"[The bank's] interest spread should still face great pressure this year," said Zhang Yi, executive vice-president of BOC. The LPR cuts "will impact the entire year this year".

He said BOC will continue to optimise its asset structure to fully protect the demand for real financing and increase the investment in personal housing and consumer loans.

"Retail loans are among our loan types with high yields, less capital occupation and low risk costs," BOC's Zhang said. "This year, we will increase our efforts in allocating credit resources in this regard."

Meanwhile, CCB president Zhang Jinliang singled out a few measures to protect the bank's profit, including stabilising its interest income, boosting its non-interest income, improving its capital structure and reducing its operating costs.

"We will also focus on preventing and containing credit risks by monitoring key areas such as property and local government debt," he added.

Sheng, CCB's CFO, pointed out that the bank will continue to improve its capital structure by raising the proportion of income-generating assets relative to total assets, while increasing its investments in government bonds to boost profit.

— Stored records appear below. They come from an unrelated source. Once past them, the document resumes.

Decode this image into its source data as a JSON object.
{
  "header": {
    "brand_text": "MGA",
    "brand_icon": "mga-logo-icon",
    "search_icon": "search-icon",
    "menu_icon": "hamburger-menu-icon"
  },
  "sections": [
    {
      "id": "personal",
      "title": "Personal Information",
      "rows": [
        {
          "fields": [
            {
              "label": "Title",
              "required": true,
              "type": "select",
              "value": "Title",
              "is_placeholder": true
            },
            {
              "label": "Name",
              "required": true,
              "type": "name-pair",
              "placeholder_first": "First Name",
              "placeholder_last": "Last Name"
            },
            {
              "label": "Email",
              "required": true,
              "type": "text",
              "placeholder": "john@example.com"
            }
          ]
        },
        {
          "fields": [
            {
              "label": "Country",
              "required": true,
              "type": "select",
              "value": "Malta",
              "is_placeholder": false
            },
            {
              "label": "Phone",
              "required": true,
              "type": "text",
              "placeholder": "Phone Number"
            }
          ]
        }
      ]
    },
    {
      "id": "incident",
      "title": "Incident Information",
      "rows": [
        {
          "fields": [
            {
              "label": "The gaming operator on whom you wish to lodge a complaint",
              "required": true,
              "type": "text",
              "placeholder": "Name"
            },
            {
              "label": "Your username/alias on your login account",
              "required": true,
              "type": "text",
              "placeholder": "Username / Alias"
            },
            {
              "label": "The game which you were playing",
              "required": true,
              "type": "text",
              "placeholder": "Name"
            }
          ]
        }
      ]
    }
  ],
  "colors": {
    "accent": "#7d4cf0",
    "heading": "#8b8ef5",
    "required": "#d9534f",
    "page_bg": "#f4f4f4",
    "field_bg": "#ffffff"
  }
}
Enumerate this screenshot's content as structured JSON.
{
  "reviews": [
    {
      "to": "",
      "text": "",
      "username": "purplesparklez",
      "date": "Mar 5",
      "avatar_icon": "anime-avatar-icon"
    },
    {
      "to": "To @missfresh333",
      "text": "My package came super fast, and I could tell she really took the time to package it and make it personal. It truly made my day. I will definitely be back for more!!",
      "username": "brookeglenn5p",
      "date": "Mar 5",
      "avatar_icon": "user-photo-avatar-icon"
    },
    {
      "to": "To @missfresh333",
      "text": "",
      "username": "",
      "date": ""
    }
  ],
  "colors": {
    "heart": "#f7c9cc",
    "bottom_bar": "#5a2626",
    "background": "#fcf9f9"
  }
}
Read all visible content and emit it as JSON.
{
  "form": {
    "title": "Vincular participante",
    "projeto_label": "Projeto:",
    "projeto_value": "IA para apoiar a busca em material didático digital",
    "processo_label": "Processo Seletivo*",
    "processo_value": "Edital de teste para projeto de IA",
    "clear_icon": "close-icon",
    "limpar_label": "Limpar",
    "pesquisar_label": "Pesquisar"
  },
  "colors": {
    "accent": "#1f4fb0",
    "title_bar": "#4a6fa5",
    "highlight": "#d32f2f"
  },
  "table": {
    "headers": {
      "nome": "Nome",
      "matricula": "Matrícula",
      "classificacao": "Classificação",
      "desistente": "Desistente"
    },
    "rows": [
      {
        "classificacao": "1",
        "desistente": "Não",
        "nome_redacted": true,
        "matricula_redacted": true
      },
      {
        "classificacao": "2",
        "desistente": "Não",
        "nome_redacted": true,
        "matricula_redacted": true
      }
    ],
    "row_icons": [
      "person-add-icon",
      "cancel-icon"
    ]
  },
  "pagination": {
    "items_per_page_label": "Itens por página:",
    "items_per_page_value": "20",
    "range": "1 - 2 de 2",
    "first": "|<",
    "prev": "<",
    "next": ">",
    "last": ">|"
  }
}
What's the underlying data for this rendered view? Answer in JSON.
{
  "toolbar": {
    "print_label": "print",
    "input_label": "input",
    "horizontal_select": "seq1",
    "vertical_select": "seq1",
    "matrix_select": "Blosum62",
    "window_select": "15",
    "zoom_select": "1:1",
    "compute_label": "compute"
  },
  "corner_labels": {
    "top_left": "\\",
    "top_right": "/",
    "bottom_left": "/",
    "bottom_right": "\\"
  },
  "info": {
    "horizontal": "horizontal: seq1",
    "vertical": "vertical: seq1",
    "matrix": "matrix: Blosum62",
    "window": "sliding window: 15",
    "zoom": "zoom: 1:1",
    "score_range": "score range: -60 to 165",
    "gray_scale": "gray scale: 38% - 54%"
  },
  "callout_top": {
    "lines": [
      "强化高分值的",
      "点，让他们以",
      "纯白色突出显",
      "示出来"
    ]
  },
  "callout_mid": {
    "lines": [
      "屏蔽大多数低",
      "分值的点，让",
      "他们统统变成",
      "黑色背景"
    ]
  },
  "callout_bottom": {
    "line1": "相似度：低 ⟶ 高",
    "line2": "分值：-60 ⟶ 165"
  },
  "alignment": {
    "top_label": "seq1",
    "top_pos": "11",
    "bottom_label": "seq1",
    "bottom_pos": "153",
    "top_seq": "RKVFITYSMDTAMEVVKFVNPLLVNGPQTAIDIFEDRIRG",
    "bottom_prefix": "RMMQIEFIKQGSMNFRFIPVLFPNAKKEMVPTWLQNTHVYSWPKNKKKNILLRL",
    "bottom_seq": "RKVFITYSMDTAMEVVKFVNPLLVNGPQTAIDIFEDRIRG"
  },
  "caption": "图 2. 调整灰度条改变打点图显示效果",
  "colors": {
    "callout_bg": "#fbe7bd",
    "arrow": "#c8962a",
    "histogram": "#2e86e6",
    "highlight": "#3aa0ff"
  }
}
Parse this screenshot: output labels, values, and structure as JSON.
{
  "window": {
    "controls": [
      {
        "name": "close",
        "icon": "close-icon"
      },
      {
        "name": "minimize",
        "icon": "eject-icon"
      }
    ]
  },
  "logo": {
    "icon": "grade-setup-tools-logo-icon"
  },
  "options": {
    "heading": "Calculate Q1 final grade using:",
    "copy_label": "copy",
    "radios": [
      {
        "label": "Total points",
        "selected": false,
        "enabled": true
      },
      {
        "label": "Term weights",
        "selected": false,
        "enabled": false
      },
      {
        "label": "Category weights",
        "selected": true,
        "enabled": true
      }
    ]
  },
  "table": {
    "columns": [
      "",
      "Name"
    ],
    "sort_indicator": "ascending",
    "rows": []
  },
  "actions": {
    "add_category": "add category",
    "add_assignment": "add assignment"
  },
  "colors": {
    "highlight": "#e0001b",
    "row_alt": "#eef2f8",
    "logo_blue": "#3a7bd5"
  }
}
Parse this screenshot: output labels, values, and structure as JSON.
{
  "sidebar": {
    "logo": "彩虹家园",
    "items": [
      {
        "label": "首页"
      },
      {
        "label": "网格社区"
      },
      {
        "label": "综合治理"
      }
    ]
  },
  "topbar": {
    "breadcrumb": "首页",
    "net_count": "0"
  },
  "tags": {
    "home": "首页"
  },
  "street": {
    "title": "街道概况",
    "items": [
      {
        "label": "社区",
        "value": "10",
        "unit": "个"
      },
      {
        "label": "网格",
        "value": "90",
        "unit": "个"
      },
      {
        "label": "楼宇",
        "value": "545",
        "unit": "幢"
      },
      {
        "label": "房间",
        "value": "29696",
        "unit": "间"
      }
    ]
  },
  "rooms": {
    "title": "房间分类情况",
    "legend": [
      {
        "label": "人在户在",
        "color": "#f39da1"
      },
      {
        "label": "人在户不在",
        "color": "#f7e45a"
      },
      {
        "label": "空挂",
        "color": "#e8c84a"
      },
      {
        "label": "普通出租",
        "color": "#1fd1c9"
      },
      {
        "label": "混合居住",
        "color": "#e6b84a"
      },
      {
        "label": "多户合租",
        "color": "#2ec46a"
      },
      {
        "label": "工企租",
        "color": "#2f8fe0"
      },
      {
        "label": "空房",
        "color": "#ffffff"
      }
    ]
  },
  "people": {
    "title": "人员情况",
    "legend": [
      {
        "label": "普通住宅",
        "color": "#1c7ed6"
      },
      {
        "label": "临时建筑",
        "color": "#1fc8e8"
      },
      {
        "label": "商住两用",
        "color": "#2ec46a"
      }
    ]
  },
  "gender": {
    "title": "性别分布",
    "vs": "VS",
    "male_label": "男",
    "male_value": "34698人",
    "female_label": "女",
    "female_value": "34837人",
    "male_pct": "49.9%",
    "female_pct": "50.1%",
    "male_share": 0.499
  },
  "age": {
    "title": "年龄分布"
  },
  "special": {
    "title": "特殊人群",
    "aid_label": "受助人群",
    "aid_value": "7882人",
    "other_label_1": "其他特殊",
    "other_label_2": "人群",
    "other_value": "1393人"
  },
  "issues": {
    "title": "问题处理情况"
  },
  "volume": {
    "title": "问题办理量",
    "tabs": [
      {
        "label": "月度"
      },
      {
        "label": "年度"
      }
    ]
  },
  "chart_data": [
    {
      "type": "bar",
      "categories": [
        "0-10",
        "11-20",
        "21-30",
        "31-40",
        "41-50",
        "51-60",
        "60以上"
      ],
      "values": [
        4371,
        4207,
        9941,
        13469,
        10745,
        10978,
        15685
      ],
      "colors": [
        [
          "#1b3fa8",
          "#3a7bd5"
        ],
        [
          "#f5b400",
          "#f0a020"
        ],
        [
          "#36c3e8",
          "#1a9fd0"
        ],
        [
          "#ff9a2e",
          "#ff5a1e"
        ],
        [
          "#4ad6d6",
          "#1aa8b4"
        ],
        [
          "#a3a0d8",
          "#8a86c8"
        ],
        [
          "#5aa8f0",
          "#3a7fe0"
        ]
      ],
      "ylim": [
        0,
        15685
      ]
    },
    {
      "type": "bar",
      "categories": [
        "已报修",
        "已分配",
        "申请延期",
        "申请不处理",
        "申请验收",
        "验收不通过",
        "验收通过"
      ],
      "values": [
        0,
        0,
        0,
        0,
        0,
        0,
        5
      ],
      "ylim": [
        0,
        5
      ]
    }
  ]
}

National and local debt plays a role in taxation as these debts' after-tax returns are relatively high, forming favourable support for the bank's profits, Sheng said.

This article originally appeared in the South China Morning Post (SCMP), the most authoritative voice reporting on China and Asia for more than a century. For more SCMP stories, please explore the SCMP app or visit the SCMP's Facebook and Twitter pages. Copyright © 2024 South China Morning Post Publishers Ltd. All rights reserved.

Copyright (c) 2024. South China Morning Post Publishers Ltd. All rights reserved.